== Records for the task
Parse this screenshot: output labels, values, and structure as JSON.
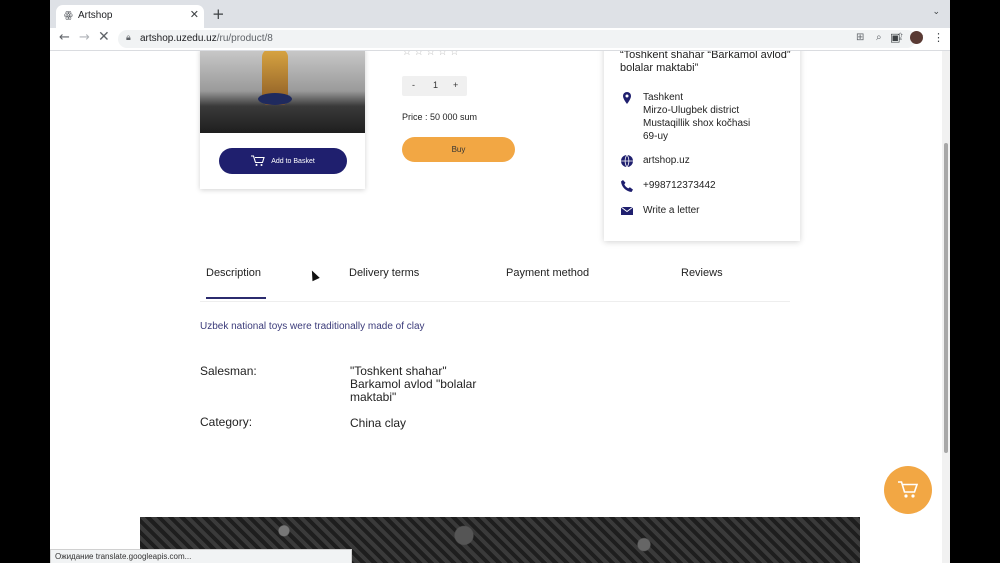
{
  "browser": {
    "tab_title": "Artshop",
    "tab_favicon": "ꙮ",
    "url_host": "artshop.uzedu.uz",
    "url_path": "/ru/product/8",
    "status_text": "Ожидание translate.googleapis.com..."
  },
  "product": {
    "add_to_basket": "Add to Basket",
    "rating_stars": "☆☆☆☆☆",
    "qty_minus": "-",
    "qty_value": "1",
    "qty_plus": "+",
    "price": "Price : 50 000 sum",
    "buy": "Buy"
  },
  "seller": {
    "name": "“Toshkent shahar “Barkamol avlod” bolalar maktabi”",
    "address": [
      "Tashkent",
      "Mirzo-Ulugbek district",
      "Mustaqillik shox kočhasi",
      "69-uy"
    ],
    "website": "artshop.uz",
    "phone": "+998712373442",
    "write": "Write a letter"
  },
  "tabs": [
    {
      "label": "Description"
    },
    {
      "label": "Delivery terms"
    },
    {
      "label": "Payment method"
    },
    {
      "label": "Reviews"
    }
  ],
  "description": "Uzbek national toys were traditionally made of clay",
  "specs": {
    "salesman_label": "Salesman:",
    "salesman_value": "\"Toshkent shahar\" Barkamol avlod \"bolalar maktabi\"",
    "category_label": "Category:",
    "category_value": "China clay"
  },
  "colors": {
    "primary": "#1f1f6e",
    "accent": "#f2a744"
  }
}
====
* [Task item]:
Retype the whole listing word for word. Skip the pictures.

* [Task response]:
Parse this screenshot: output labels, values, and structure as JSON.
{
  "browser": {
    "tab_title": "Artshop",
    "tab_favicon": "ꙮ",
    "url_host": "artshop.uzedu.uz",
    "url_path": "/ru/product/8",
    "status_text": "Ожидание translate.googleapis.com..."
  },
  "product": {
    "add_to_basket": "Add to Basket",
    "rating_stars": "☆☆☆☆☆",
    "qty_minus": "-",
    "qty_value": "1",
    "qty_plus": "+",
    "price": "Price : 50 000 sum",
    "buy": "Buy"
  },
  "seller": {
    "name": "“Toshkent shahar “Barkamol avlod” bolalar maktabi”",
    "address": [
      "Tashkent",
      "Mirzo-Ulugbek district",
      "Mustaqillik shox kočhasi",
      "69-uy"
    ],
    "website": "artshop.uz",
    "phone": "+998712373442",
    "write": "Write a letter"
  },
  "tabs": [
    {
      "label": "Description"
    },
    {
      "label": "Delivery terms"
    },
    {
      "label": "Payment method"
    },
    {
      "label": "Reviews"
    }
  ],
  "description": "Uzbek national toys were traditionally made of clay",
  "specs": {
    "salesman_label": "Salesman:",
    "salesman_value": "\"Toshkent shahar\" Barkamol avlod \"bolalar maktabi\"",
    "category_label": "Category:",
    "category_value": "China clay"
  },
  "colors": {
    "primary": "#1f1f6e",
    "accent": "#f2a744"
  }
}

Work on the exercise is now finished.